= Beginning of Section =

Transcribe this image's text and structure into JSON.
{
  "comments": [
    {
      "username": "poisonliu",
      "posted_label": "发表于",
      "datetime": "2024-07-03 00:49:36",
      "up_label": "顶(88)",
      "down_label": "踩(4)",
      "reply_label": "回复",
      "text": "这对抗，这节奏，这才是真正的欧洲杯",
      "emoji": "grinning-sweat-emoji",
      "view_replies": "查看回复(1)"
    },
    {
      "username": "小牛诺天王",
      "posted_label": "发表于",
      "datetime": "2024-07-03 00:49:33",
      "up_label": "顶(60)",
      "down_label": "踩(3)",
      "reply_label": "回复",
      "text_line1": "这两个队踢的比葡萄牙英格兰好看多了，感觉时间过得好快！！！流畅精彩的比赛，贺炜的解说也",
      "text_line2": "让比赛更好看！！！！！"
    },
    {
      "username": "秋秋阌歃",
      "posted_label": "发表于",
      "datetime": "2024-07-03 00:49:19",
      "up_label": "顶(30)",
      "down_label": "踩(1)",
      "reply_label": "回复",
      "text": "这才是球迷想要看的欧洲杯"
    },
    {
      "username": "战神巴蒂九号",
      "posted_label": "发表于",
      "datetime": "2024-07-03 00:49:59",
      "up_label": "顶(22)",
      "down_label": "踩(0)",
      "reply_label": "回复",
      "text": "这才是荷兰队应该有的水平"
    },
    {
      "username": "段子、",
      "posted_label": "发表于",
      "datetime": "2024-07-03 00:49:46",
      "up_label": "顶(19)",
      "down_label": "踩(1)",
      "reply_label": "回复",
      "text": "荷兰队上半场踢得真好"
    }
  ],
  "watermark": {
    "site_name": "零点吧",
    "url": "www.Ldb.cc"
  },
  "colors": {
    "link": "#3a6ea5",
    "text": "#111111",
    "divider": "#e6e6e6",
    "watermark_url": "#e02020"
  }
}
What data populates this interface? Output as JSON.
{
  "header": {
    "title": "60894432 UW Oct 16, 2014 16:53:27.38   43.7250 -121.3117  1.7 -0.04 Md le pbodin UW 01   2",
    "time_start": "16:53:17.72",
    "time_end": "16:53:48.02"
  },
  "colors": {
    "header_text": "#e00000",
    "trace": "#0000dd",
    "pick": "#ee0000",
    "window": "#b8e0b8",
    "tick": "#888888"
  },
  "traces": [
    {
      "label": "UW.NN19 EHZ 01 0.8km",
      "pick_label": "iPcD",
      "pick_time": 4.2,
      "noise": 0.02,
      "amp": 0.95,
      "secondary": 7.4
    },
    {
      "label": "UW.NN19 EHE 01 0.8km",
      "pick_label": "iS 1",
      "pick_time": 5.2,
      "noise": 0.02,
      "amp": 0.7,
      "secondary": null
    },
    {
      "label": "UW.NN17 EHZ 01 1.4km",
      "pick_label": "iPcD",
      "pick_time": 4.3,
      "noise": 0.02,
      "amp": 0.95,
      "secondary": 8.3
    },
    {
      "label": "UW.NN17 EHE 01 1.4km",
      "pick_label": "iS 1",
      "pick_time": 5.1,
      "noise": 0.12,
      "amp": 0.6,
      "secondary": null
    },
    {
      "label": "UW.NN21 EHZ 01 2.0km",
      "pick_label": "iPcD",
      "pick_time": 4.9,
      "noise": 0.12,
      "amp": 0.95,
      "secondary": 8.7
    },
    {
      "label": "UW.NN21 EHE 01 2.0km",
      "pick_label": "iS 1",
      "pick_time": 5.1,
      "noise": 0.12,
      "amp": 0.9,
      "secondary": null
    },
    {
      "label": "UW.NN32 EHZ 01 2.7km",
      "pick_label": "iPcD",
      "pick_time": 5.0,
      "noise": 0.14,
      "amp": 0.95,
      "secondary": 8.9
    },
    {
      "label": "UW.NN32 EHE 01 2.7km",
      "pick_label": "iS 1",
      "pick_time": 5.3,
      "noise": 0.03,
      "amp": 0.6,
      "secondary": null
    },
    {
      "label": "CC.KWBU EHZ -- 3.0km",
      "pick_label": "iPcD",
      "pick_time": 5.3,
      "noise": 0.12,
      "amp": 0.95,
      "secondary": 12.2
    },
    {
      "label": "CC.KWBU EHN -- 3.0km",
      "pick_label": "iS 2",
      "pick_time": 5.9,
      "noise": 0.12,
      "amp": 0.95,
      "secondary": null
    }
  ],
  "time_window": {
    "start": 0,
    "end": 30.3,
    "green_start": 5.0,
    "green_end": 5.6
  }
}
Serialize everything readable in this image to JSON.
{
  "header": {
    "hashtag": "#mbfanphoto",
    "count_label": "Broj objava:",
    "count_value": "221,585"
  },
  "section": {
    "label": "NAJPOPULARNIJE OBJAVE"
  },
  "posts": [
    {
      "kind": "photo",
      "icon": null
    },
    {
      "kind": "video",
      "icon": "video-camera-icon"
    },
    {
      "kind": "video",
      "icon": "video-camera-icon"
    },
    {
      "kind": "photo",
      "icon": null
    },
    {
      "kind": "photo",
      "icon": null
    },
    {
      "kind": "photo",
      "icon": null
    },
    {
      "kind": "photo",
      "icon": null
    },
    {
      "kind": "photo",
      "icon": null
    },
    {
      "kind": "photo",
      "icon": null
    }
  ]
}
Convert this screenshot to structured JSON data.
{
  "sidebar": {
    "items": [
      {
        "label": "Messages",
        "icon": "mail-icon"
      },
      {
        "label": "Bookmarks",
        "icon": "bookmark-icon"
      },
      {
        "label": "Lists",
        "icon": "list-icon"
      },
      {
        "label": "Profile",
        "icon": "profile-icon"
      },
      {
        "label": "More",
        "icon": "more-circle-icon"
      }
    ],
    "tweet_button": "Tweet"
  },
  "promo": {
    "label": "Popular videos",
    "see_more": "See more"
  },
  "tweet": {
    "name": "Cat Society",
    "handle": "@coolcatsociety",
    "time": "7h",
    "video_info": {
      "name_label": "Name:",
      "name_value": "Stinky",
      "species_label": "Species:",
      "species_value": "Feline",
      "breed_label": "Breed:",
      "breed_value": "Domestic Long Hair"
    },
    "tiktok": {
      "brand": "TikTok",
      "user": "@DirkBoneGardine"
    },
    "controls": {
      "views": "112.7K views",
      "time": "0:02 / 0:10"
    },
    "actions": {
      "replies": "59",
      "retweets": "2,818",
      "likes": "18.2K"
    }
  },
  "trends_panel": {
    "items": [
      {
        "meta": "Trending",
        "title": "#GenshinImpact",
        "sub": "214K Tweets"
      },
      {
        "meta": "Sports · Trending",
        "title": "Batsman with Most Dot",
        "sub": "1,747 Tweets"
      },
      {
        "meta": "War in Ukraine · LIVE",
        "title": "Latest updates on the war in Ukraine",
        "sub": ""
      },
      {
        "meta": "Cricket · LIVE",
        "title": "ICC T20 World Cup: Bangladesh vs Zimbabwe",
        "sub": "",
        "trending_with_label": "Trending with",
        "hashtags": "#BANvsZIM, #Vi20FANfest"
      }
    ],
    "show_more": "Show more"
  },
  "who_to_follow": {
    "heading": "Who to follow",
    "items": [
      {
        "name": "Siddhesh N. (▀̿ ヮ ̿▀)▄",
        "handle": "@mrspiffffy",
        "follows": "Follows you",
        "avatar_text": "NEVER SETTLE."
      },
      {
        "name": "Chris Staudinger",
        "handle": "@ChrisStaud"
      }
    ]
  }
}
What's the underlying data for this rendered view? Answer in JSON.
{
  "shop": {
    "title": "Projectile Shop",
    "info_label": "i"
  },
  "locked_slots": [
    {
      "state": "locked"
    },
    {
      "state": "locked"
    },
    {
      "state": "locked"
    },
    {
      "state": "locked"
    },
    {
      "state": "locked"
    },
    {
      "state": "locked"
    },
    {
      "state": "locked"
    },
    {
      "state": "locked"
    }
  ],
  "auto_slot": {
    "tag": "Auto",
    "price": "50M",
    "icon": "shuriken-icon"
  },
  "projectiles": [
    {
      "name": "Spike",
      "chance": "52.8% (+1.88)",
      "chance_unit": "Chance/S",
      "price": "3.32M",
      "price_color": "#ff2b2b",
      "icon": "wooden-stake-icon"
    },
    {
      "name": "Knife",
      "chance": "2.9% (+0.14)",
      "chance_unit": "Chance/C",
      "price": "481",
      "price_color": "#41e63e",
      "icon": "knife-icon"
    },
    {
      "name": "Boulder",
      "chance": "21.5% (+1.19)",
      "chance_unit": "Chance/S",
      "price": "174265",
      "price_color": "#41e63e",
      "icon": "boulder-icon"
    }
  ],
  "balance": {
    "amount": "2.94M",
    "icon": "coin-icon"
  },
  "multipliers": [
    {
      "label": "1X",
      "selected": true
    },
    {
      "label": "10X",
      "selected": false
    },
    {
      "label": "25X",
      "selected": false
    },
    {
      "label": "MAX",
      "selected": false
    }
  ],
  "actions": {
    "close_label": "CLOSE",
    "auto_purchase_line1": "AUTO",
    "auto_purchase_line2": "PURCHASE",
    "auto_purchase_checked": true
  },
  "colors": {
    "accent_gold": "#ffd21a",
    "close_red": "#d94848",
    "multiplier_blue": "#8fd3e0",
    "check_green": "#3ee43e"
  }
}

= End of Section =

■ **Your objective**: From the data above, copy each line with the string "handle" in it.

■ **Response**:
    "handle": "@coolcatsociety",
        "handle": "@mrspiffffy",
        "handle": "@ChrisStaud"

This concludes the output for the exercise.